In the vegetable garden, early hard work is finally paying off with more than lettuce and radishes. Peas and swiss chard should be ready for your 4th of July dinner, early beets can be pulled along with baby carrots (a good way to thin the bed, if you haven’t already). High heat will cause spring crops to bolt so pick now and share the bounty.
Empty water from saucers under plants after rains. It’s never a good idea to allow a plant to sit in even a small amount of water. Clean and refill birdbaths every two or three days. Empty anything else that may have sat out in the rain and collected water. Mosquitoes take just a week to go from egg to hungry biter
If you missed your Father’s Day pruning of plants such as chrysanthemum and asters, do it now and then again a week or so after the 4th of July. This leads to later flowers, but bushier plants with more blooms and a tidier habit. You can cut back balloon flower (Plactycodon) and bee balm (Monarda), dianthus, coneflower (Echinacea), foxglove (Digitalis), Helenium, and veronica. By pinching or trimming back one or two leaf sets of the plants at the front. You’ll get an early bloom from the untouched stems at the rear and a later, bushier bloom from the remainder. It will your garden blooming stronger, longer.

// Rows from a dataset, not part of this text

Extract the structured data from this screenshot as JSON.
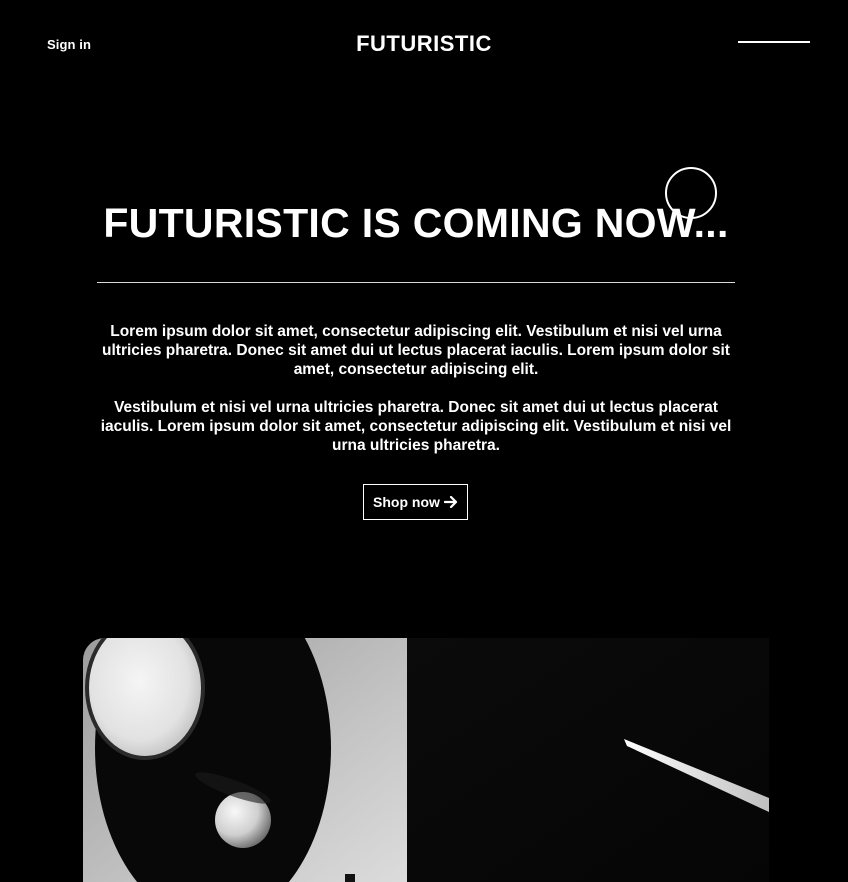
{
  "header": {
    "signin_label": "Sign in",
    "brand": "FUTURISTIC"
  },
  "icons": {
    "menu": "hamburger-line-icon",
    "arrow": "arrow-right-icon"
  },
  "hero": {
    "title": "FUTURISTIC IS COMING NOW...",
    "paragraph1": "Lorem ipsum dolor sit amet, consectetur adipiscing elit. Vestibulum et nisi vel urna ultricies pharetra. Donec sit amet dui ut lectus placerat iaculis. Lorem ipsum dolor sit amet, consectetur adipiscing elit.",
    "paragraph2": "Vestibulum et nisi vel urna ultricies pharetra. Donec sit amet dui ut lectus placerat iaculis. Lorem ipsum dolor sit amet, consectetur adipiscing elit. Vestibulum et nisi vel urna ultricies pharetra.",
    "cta_label": "Shop now"
  },
  "colors": {
    "background": "#000000",
    "text": "#ffffff",
    "divider": "#d9d9d9"
  }
}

Columbines are many gardeners favorite early summer plants. They are not long-lived plants, but they are generous with their seed. When the flowers are done, cut back most, but not all of the seed heads. That way you’ll know that you will have more next year, and if they don’t always appear exactly where you want them, they transplant easily.
Your tomatoes, squash and melons will take off with the heat of July. Remember that corn uses a lot of nitrogen. Give it an application of nitrogen fertilizer (urea, fish emulsion, not milorganite on vegetables) after it reaches knee-high. Keep up with the weeds: they deprive your plants of everything they need—sun, space, water and nutrients.

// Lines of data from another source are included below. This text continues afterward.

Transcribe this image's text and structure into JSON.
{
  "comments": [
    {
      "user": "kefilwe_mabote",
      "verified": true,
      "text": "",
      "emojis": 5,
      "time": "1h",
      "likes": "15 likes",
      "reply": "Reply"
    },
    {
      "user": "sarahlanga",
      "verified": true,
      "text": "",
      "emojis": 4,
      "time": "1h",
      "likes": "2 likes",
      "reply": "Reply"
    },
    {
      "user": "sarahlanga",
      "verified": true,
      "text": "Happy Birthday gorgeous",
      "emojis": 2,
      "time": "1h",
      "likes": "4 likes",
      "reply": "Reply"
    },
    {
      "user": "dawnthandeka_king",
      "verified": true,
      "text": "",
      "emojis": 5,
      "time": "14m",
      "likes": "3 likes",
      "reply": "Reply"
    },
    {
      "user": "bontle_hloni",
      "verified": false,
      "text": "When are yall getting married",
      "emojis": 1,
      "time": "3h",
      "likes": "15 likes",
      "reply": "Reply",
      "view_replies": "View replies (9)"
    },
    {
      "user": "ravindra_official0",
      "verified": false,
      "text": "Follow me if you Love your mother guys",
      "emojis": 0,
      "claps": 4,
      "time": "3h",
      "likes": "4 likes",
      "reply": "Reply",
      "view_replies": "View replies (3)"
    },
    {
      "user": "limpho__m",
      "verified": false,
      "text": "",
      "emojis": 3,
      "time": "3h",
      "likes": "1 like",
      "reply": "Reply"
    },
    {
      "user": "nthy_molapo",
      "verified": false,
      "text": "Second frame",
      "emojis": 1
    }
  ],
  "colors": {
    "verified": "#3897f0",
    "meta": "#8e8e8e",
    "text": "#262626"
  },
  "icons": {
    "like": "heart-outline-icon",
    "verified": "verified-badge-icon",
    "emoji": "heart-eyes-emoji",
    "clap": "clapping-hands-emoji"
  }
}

June’s rains have washed nutrients out of the containers you planted in May. Adding a diluted liquid fertilizer will ensure that your plants keep growing/blooming into the fall. The more recently planted the container, the less likely you will need additional feedings. Many gardeners prefer weekly doses of diluted liquid fertilizer to the long-term pellets. That way you get to base the amount of food you give the containerized plants on the recent growing conditions.
If you are planning to go away for any period of time this summer, remember new trees, shrubs and perennials will need regular, deep watering throughout the summer and fall months to establish good root systems. Consider setting up drip hoses on timers or use ‘tree gators’ to ensuring the water continues to get where it is needed. Use rain gauges attached to the system to prevent wasting water (and overwatering plants) if we continue to get regular rains.